Flu season begins each year in September and ends in March, and influenza vaccination is recommended for all Californians six months and older. This year’s vaccine will protect against the H1N1 strain, as well as H3N2 and influenza B.
“As this is National Influenza Vaccination Week, it is a perfect time to remind Californians to get a flu shot to protect themselves and others,” said Dr. Chapman. “Since the flu season typically peaks in December and January, I urge people to get immunized now.”
In conjunction with National Influenza Vaccination Week, CDPH released its annual report on vaccination rates among health care employees across the state. The report found that the employee vaccination rate has increased slightly from 62.6 percent in the 2009-10 flu season to 64.3 percent in 2010-11 for reporting hospitals.
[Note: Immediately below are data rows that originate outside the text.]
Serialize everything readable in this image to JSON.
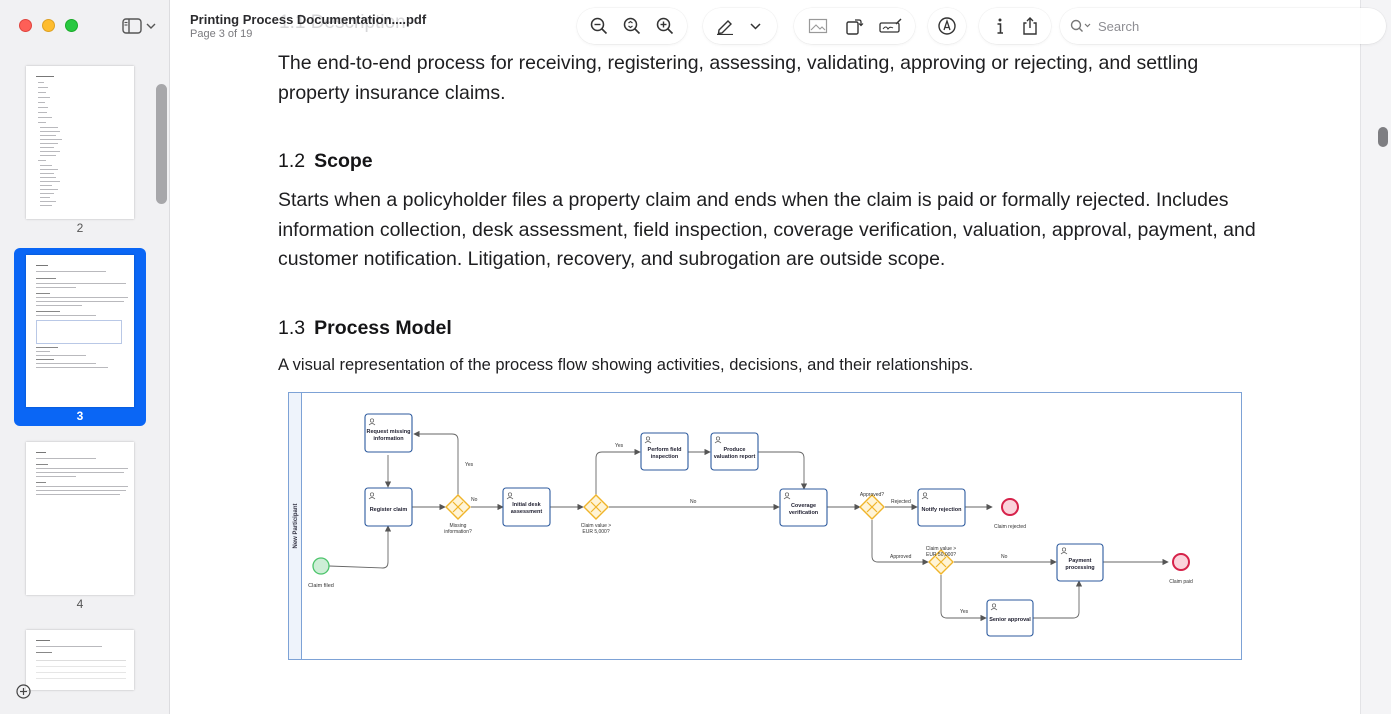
{
  "window": {
    "title": "Printing Process Documentation....pdf",
    "subtitle": "Page 3 of 19"
  },
  "toolbar": {
    "buttons": [
      "zoom-out-icon",
      "zoom-fit-icon",
      "zoom-in-icon",
      "highlight-pen-icon",
      "chevron-down-icon",
      "image-icon",
      "rotate-icon",
      "signature-icon",
      "markup-icon",
      "info-icon",
      "share-icon"
    ]
  },
  "search": {
    "placeholder": "Search"
  },
  "sidebar": {
    "thumbnails": [
      {
        "label": "2"
      },
      {
        "label": "3",
        "selected": true
      },
      {
        "label": "4"
      }
    ]
  },
  "document": {
    "ghost_heading": "1.1 Description",
    "description_para": "The end-to-end process for receiving, registering, assessing, validating, approving or rejecting, and settling property insurance claims.",
    "scope_num": "1.2",
    "scope_title": "Scope",
    "scope_para": "Starts when a policyholder files a property claim and ends when the claim is paid or formally rejected. Includes information collection, desk assessment, field inspection, coverage verification, valuation, approval, payment, and customer notification. Litigation, recovery, and subrogation are outside scope.",
    "model_num": "1.3",
    "model_title": "Process Model",
    "model_para": "A visual representation of the process flow showing activities, decisions, and their relationships."
  },
  "diagram": {
    "lane": "New Participant",
    "tasks": {
      "request": [
        "Request missing",
        "information"
      ],
      "register": [
        "Register claim"
      ],
      "desk": [
        "Initial desk",
        "assessment"
      ],
      "inspect": [
        "Perform field",
        "inspection"
      ],
      "valuation": [
        "Produce",
        "valuation report"
      ],
      "coverage": [
        "Coverage",
        "verification"
      ],
      "notify": [
        "Notify rejection"
      ],
      "payment": [
        "Payment",
        "processing"
      ],
      "senior": [
        "Senior approval"
      ]
    },
    "gateways": {
      "missing": [
        "Missing",
        "information?"
      ],
      "value1": [
        "Claim value >",
        "EUR 5,000?"
      ],
      "approved": [
        "Approved?"
      ],
      "value2": [
        "Claim value >",
        "EUR 50,000?"
      ]
    },
    "events": {
      "start": "Claim filed",
      "rejected": "Claim rejected",
      "paid": "Claim paid"
    },
    "flow_labels": {
      "yes": "Yes",
      "no": "No",
      "rejected": "Rejected",
      "approved": "Approved"
    }
  },
  "colors": {
    "accent": "#0a66f5",
    "task_border": "#2c5a9e",
    "gateway": "#f0b429",
    "start_event": "#4cc46b",
    "end_event": "#d6224a"
  }
}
The report also shows that hospital reporting compliance grew to 98 percent in the 2010-11 flu season from 80.9 percent during the 2009-10 season.
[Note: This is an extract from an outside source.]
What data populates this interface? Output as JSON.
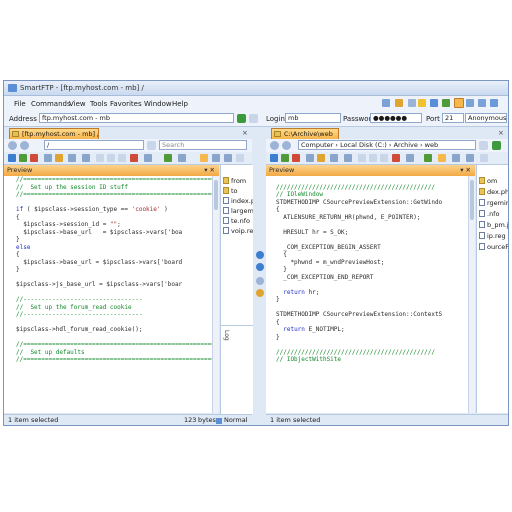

“Vaccination of all health care workers is strongly recommended in order to prevent transmission of the illness to patients, especially those with long-term medical conditions who are at high-risk for serious complications from the flu,” said Dr. Chapman.
Agencies across the state are joining Dr. Chapman in promoting more vaccination of health care workers, through a letter distributed to all hospitals, long-term care facilities and physician groups throughout the state. Those joining Dr. Chapman including the California Hospital Association, California Association of Health Facilities, California Medical Association and organizations of health care professionals.
The report released by CDPH offers the following recommendations to improve influenza vaccination coverage among health care professionals.
• Hospitals should consider more rigorous influenza vaccination policies, such as mandatory participation or vaccination, to increase influenza vaccination percentages.
• Hospitals should ensure that influenza vaccination status is a requirement of contracts with physician groups, registry organizations, fellowships, and student training programs.
• Hospitals should account for the vaccination status of all non-employee healthcare personnel, including registry and contract personnel, students, and trainees.
• Hospitals should implement robust data collection and management systems to document the vaccination status of all healthcare personnel.
The Influenza Vaccination Report for 2010-11